Items from an interface collection:

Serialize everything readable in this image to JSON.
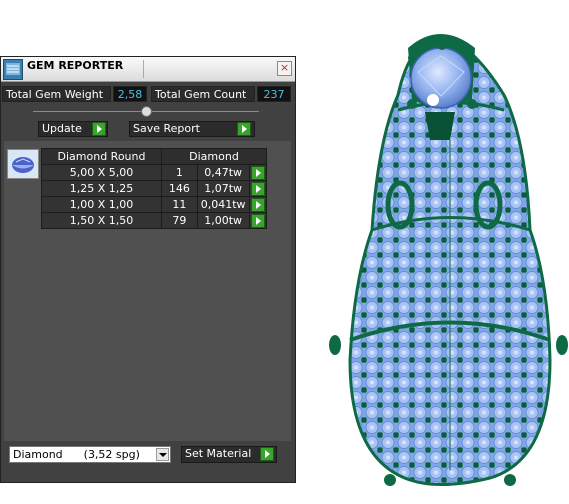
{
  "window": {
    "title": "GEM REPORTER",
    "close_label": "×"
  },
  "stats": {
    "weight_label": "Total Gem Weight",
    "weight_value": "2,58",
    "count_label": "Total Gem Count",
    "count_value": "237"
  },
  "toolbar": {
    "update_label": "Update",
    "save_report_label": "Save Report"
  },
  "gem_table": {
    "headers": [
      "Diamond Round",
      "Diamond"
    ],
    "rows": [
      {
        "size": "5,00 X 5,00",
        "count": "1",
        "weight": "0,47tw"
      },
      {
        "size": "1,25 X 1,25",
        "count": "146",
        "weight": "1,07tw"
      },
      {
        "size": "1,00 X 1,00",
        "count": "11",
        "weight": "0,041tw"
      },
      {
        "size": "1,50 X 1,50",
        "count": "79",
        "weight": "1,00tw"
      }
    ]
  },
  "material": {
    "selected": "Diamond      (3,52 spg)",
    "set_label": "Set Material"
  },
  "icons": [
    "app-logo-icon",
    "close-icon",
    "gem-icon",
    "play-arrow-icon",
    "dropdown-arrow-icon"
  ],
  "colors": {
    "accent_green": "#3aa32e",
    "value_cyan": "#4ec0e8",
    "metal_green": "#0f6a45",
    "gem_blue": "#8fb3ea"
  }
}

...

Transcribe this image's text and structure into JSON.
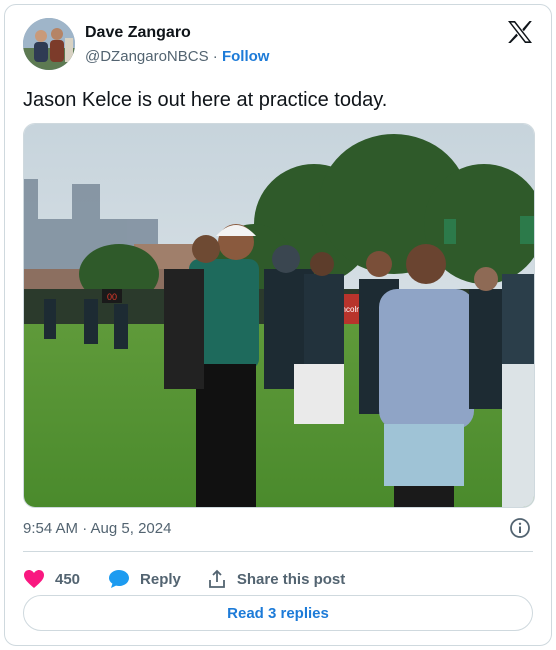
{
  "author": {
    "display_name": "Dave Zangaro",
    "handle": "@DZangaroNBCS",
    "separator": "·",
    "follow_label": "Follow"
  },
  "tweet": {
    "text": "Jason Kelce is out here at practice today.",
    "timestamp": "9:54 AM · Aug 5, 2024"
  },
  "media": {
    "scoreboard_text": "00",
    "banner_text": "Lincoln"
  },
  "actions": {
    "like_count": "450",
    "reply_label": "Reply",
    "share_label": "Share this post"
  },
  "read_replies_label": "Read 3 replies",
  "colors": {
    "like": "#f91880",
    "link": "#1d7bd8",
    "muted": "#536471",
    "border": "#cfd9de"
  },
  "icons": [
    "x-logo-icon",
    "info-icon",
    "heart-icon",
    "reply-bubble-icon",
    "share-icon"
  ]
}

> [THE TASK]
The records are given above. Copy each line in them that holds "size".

> [EXERCISE SOLUTION]
        "size": "5,00 X 5,00",
        "size": "1,25 X 1,25",
        "size": "1,00 X 1,00",
        "size": "1,50 X 1,50",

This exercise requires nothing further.